## WHAT IS EXPECTED
Every line in the listing is to be echoed verbatim.

## WORKING DATA
◇ ◇ ◇ ◇
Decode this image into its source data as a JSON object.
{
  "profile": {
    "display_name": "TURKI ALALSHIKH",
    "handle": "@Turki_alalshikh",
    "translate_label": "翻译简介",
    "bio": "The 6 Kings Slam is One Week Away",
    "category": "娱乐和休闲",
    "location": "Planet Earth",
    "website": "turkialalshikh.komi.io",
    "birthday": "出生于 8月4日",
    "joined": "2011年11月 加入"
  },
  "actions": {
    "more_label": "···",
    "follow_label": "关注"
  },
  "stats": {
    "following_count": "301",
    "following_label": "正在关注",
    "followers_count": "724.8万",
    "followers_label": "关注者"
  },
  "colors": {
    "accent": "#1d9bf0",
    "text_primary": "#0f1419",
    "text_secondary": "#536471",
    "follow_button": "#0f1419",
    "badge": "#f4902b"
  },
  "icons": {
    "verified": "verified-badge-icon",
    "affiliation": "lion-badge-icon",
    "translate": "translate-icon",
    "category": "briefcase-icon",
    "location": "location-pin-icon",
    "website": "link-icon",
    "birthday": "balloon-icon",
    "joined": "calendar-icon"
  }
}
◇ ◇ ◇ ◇
## SOLUTION
Decode this image into its source data as a JSON object.
{
  "profile": {
    "display_name": "TURKI ALALSHIKH",
    "handle": "@Turki_alalshikh",
    "translate_label": "翻译简介",
    "bio": "The 6 Kings Slam is One Week Away",
    "category": "娱乐和休闲",
    "location": "Planet Earth",
    "website": "turkialalshikh.komi.io",
    "birthday": "出生于 8月4日",
    "joined": "2011年11月 加入"
  },
  "actions": {
    "more_label": "···",
    "follow_label": "关注"
  },
  "stats": {
    "following_count": "301",
    "following_label": "正在关注",
    "followers_count": "724.8万",
    "followers_label": "关注者"
  },
  "colors": {
    "accent": "#1d9bf0",
    "text_primary": "#0f1419",
    "text_secondary": "#536471",
    "follow_button": "#0f1419",
    "badge": "#f4902b"
  },
  "icons": {
    "verified": "verified-badge-icon",
    "affiliation": "lion-badge-icon",
    "translate": "translate-icon",
    "category": "briefcase-icon",
    "location": "location-pin-icon",
    "website": "link-icon",
    "birthday": "balloon-icon",
    "joined": "calendar-icon"
  }
}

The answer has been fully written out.